Reproduce the data that follows in its entirety, character for character.

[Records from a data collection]
↓↓↓
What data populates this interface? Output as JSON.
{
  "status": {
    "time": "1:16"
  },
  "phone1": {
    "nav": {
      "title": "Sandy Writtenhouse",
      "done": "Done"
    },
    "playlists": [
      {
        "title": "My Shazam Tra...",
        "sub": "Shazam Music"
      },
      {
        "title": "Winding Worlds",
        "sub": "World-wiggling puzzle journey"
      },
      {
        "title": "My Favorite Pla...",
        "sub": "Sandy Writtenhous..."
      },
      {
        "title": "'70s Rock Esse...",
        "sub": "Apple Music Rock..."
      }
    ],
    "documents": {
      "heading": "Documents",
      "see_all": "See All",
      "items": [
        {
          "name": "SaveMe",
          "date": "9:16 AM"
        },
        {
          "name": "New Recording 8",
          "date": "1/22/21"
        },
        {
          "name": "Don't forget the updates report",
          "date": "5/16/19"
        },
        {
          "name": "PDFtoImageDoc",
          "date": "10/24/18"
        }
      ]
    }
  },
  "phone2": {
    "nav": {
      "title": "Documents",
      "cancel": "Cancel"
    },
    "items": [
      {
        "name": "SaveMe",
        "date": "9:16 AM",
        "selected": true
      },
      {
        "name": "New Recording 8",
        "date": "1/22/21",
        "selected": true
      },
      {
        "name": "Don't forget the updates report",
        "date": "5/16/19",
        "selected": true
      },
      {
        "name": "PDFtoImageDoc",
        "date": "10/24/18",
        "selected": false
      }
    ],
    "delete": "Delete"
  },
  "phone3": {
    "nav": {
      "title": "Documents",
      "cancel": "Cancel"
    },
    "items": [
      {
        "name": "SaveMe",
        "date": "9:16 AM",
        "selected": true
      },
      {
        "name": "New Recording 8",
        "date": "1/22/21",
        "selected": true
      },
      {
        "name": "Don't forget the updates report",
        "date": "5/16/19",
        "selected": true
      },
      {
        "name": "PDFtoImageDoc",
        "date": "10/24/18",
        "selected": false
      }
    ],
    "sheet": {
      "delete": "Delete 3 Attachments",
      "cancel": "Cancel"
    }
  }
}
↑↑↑
→ **Solution to this exercise**
What data populates this interface? Output as JSON.
{
  "status": {
    "time": "1:16"
  },
  "phone1": {
    "nav": {
      "title": "Sandy Writtenhouse",
      "done": "Done"
    },
    "playlists": [
      {
        "title": "My Shazam Tra...",
        "sub": "Shazam Music"
      },
      {
        "title": "Winding Worlds",
        "sub": "World-wiggling puzzle journey"
      },
      {
        "title": "My Favorite Pla...",
        "sub": "Sandy Writtenhous..."
      },
      {
        "title": "'70s Rock Esse...",
        "sub": "Apple Music Rock..."
      }
    ],
    "documents": {
      "heading": "Documents",
      "see_all": "See All",
      "items": [
        {
          "name": "SaveMe",
          "date": "9:16 AM"
        },
        {
          "name": "New Recording 8",
          "date": "1/22/21"
        },
        {
          "name": "Don't forget the updates report",
          "date": "5/16/19"
        },
        {
          "name": "PDFtoImageDoc",
          "date": "10/24/18"
        }
      ]
    }
  },
  "phone2": {
    "nav": {
      "title": "Documents",
      "cancel": "Cancel"
    },
    "items": [
      {
        "name": "SaveMe",
        "date": "9:16 AM",
        "selected": true
      },
      {
        "name": "New Recording 8",
        "date": "1/22/21",
        "selected": true
      },
      {
        "name": "Don't forget the updates report",
        "date": "5/16/19",
        "selected": true
      },
      {
        "name": "PDFtoImageDoc",
        "date": "10/24/18",
        "selected": false
      }
    ],
    "delete": "Delete"
  },
  "phone3": {
    "nav": {
      "title": "Documents",
      "cancel": "Cancel"
    },
    "items": [
      {
        "name": "SaveMe",
        "date": "9:16 AM",
        "selected": true
      },
      {
        "name": "New Recording 8",
        "date": "1/22/21",
        "selected": true
      },
      {
        "name": "Don't forget the updates report",
        "date": "5/16/19",
        "selected": true
      },
      {
        "name": "PDFtoImageDoc",
        "date": "10/24/18",
        "selected": false
      }
    ],
    "sheet": {
      "delete": "Delete 3 Attachments",
      "cancel": "Cancel"
    }
  }
}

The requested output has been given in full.